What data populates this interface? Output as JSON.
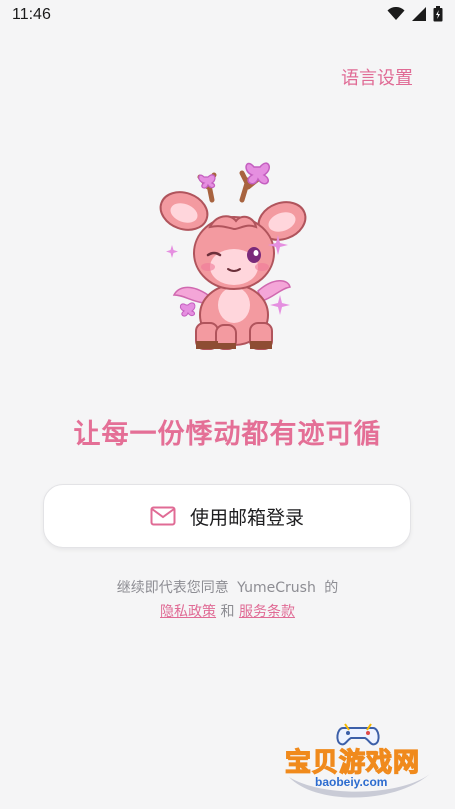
{
  "status_bar": {
    "time": "11:46"
  },
  "header": {
    "language_settings": "语言设置"
  },
  "hero": {
    "slogan": "让每一份悸动都有迹可循"
  },
  "login": {
    "email_login_label": "使用邮箱登录"
  },
  "agreement": {
    "prefix": "继续即代表您同意",
    "app_name": "YumeCrush",
    "suffix": "的",
    "privacy_policy": "隐私政策",
    "and": "和",
    "terms_of_service": "服务条款"
  },
  "watermark": {
    "name": "宝贝游戏网",
    "url": "baobeiy.com"
  },
  "colors": {
    "accent": "#e06b95",
    "background": "#f5f5f6"
  }
}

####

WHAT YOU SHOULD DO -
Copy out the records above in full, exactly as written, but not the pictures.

ANSWER TO THIS PROBLEM -
What data populates this interface? Output as JSON.
{
  "status_bar": {
    "time": "11:46"
  },
  "header": {
    "language_settings": "语言设置"
  },
  "hero": {
    "slogan": "让每一份悸动都有迹可循"
  },
  "login": {
    "email_login_label": "使用邮箱登录"
  },
  "agreement": {
    "prefix": "继续即代表您同意",
    "app_name": "YumeCrush",
    "suffix": "的",
    "privacy_policy": "隐私政策",
    "and": "和",
    "terms_of_service": "服务条款"
  },
  "watermark": {
    "name": "宝贝游戏网",
    "url": "baobeiy.com"
  },
  "colors": {
    "accent": "#e06b95",
    "background": "#f5f5f6"
  }
}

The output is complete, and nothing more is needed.